The choices we make today can greatly change the way the world looks tomorrow. All of us need to look for ways through which we could bring in a small, productive change. The idea here is — you need to create opportunities. Things you want would never turn out the way you anticipated it to be, but what works at the end of all of it? The fact that you tried. Believe you me when I say this but no matter how badly you fail, as long as you’ve tried to achieve something in life, on your own merit — you’ve won half the battle.
7. The publishing industry is full of aspiring writers and bloggers. How difficult was it for you to get your book published?
Well, I had a tough time to get my book published. The reason being that not many publishing houses in India promote books which belong to the self-help genre until and unless it comes from a noted philosopher. I had my ups and downs but I managed to successfully find a publishing house — Notion Press — which made my life pretty easy.
8. There is a lot of talk about self-help books being boring and preachy. How does your book stand out of the crowd?
So a majority of my ‘supportive’ friends laughed when I told them that I had written a self-help book. They found it very funny initially but eventually ended up being my pillars of encouragement. I wouldn’t say my book is preachy or boring, the reason being that every chapter is unique in itself. You don’t have to worry about missing a few pages here and there. This apart, the book is pretty small, just around a 100 pages. What works for me is that the book is me pouring my heart out and reminding my readers of these little nuances each of go through every day. My book is not about an event that can be held in isolation or something that hasn’t been faced by the youngsters today. The book is an open ranting about what each of us go through and how we could try to deal with it.
What I’ve heard from the people who have reviewed my book and a couple of others who wrote to me on reading it is that the book gets straight to the point.
Oh, but on the other hand, if it’s bad, it’s bad. Choices and opinions are subject to different perspectives. If Rebecca Black and Justin Bieber could survive, I can too.
9. Tell us about your other interests and passions. Where do you spend your time apart from work?

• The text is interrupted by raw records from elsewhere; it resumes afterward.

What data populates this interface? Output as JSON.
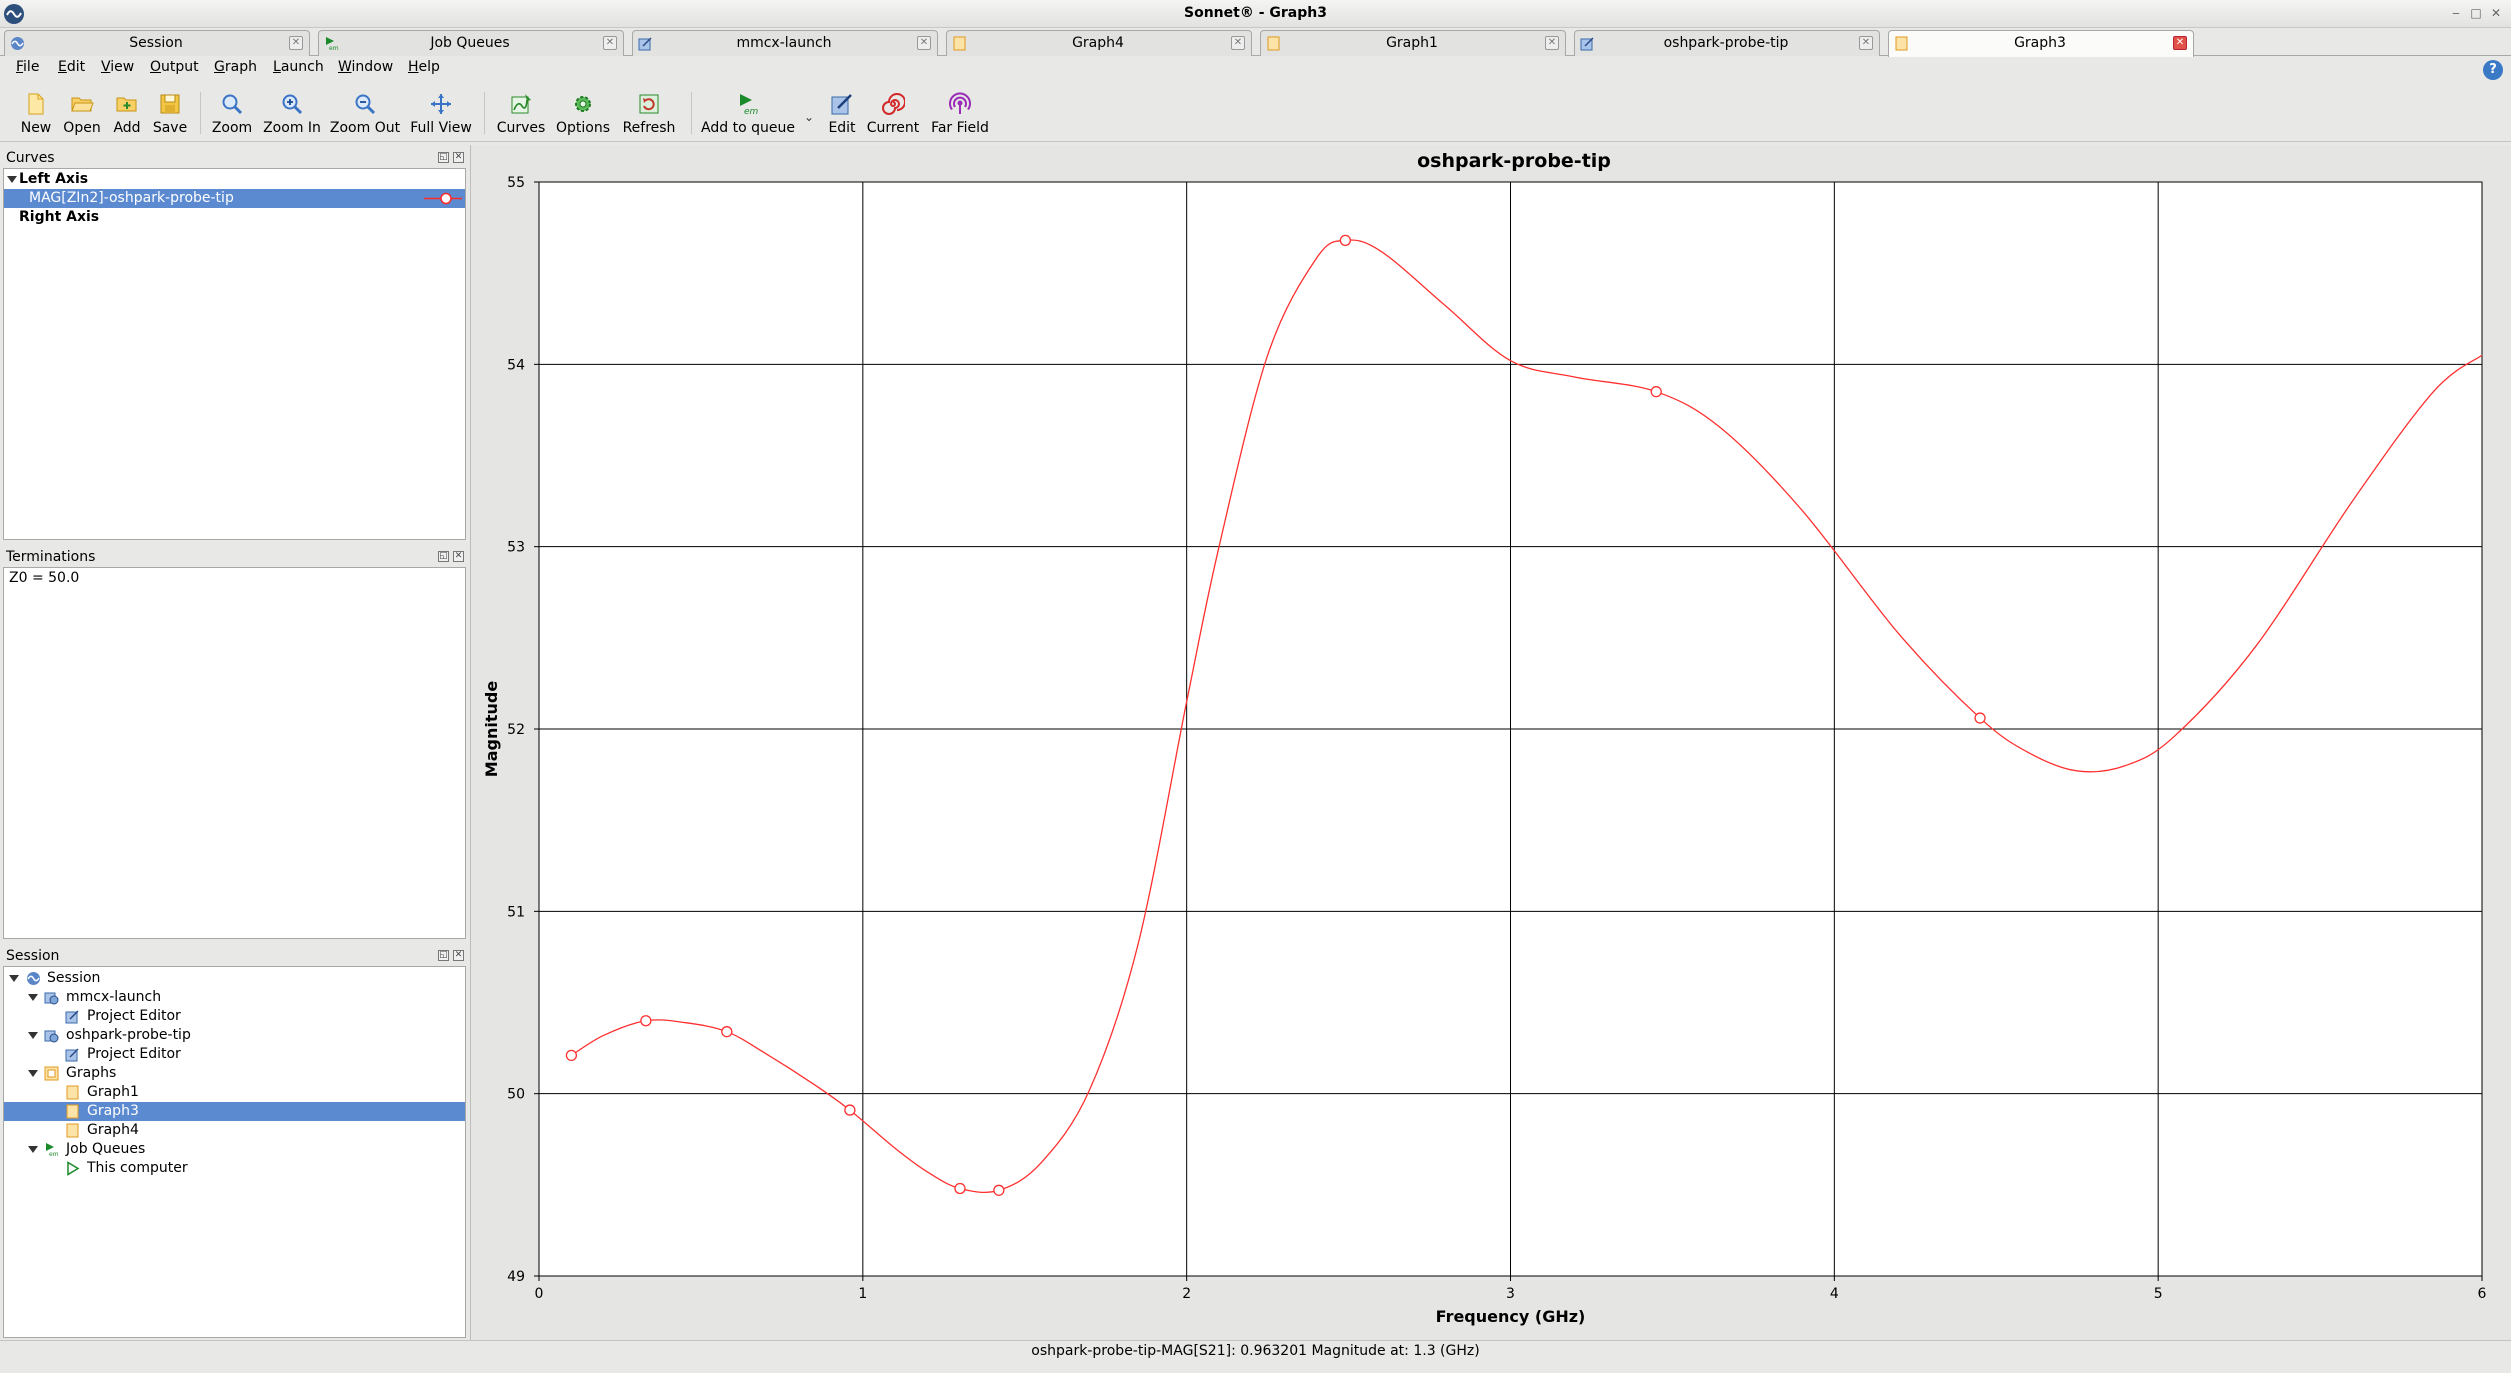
{
  "window": {
    "title": "Sonnet® - Graph3"
  },
  "tabs": [
    {
      "label": "Session",
      "icon": "session-icon",
      "active": false
    },
    {
      "label": "Job Queues",
      "icon": "em-icon",
      "active": false
    },
    {
      "label": "mmcx-launch",
      "icon": "project-icon",
      "active": false
    },
    {
      "label": "Graph4",
      "icon": "graph-icon",
      "active": false
    },
    {
      "label": "Graph1",
      "icon": "graph-icon",
      "active": false
    },
    {
      "label": "oshpark-probe-tip",
      "icon": "project-icon",
      "active": false
    },
    {
      "label": "Graph3",
      "icon": "graph-icon",
      "active": true
    }
  ],
  "menu": [
    "File",
    "Edit",
    "View",
    "Output",
    "Graph",
    "Launch",
    "Window",
    "Help"
  ],
  "toolbar": {
    "new": "New",
    "open": "Open",
    "add": "Add",
    "save": "Save",
    "zoom": "Zoom",
    "zoom_in": "Zoom In",
    "zoom_out": "Zoom Out",
    "full_view": "Full View",
    "curves": "Curves",
    "options": "Options",
    "refresh": "Refresh",
    "add_to_queue": "Add to queue",
    "edit": "Edit",
    "current": "Current",
    "far_field": "Far Field"
  },
  "curves_panel": {
    "title": "Curves",
    "left_axis": "Left Axis",
    "curve_item": "MAG[ZIn2]-oshpark-probe-tip",
    "right_axis": "Right Axis"
  },
  "terminations_panel": {
    "title": "Terminations",
    "value": "Z0 = 50.0"
  },
  "session_panel": {
    "title": "Session",
    "items": {
      "session": "Session",
      "mmcx_launch": "mmcx-launch",
      "mmcx_editor": "Project Editor",
      "oshpark": "oshpark-probe-tip",
      "oshpark_editor": "Project Editor",
      "graphs": "Graphs",
      "graph1": "Graph1",
      "graph3": "Graph3",
      "graph4": "Graph4",
      "job_queues": "Job Queues",
      "this_computer": "This computer"
    }
  },
  "status": {
    "text": "oshpark-probe-tip-MAG[S21]: 0.963201 Magnitude at: 1.3 (GHz)"
  },
  "chart_data": {
    "type": "line",
    "title": "oshpark-probe-tip",
    "xlabel": "Frequency (GHz)",
    "ylabel": "Magnitude",
    "xlim": [
      0,
      6
    ],
    "ylim": [
      49,
      55
    ],
    "xticks": [
      0,
      1,
      2,
      3,
      4,
      5,
      6
    ],
    "yticks": [
      49,
      50,
      51,
      52,
      53,
      54,
      55
    ],
    "grid": true,
    "series": [
      {
        "color": "#ff3030",
        "x": [
          0.1,
          0.2,
          0.33,
          0.45,
          0.58,
          0.7,
          0.85,
          0.96,
          1.1,
          1.2,
          1.3,
          1.42,
          1.55,
          1.7,
          1.85,
          2.0,
          2.1,
          2.25,
          2.4,
          2.49,
          2.6,
          2.8,
          3.0,
          3.2,
          3.45,
          3.65,
          3.9,
          4.2,
          4.45,
          4.6,
          4.75,
          4.9,
          5.05,
          5.3,
          5.6,
          5.85,
          6.0
        ],
        "y": [
          50.21,
          50.32,
          50.4,
          50.39,
          50.34,
          50.22,
          50.05,
          49.91,
          49.7,
          49.57,
          49.48,
          49.47,
          49.62,
          50.02,
          50.82,
          52.15,
          53.0,
          54.05,
          54.58,
          54.68,
          54.62,
          54.32,
          54.02,
          53.93,
          53.85,
          53.65,
          53.2,
          52.52,
          52.06,
          51.87,
          51.77,
          51.8,
          51.96,
          52.45,
          53.25,
          53.85,
          54.05
        ]
      }
    ],
    "markers": [
      {
        "x": 0.1,
        "y": 50.21
      },
      {
        "x": 0.33,
        "y": 50.4
      },
      {
        "x": 0.58,
        "y": 50.34
      },
      {
        "x": 0.96,
        "y": 49.91
      },
      {
        "x": 1.3,
        "y": 49.48
      },
      {
        "x": 1.42,
        "y": 49.47
      },
      {
        "x": 2.49,
        "y": 54.68
      },
      {
        "x": 3.45,
        "y": 53.85
      },
      {
        "x": 4.45,
        "y": 52.06
      }
    ]
  }
}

My interests and passions are varied. I spend most of my free time writing or traveling. I love traveling to random, unseen places and checking new things out. I love reading too and am currently in the process of populating a library of my own. Have been collecting rare books from different corners and hopefully, this should be up and running soon.
10. What message or piece of advice would a young author of a dreaded genre who happens to be a lawyer would like to give the youth of the country?
Ha ha! I love how upfront this question is. There’s no advice I’d like to give to the youth of the country. I just want to remind them of the awesomeness that lies within their spirit. A part which they often choose to ignore. There’s a lot one could learn from the world, a lot one could imbibe into their character to develop this factor of awesomeness. I just believe that the moment YOU start believing in yourself and choose to ask the world to take a hike (just using a nice, non-profane sentence), YOU will already begin your journey towards success.
Thanks, once again for interviewing me, Mayank. It was nice talking to you.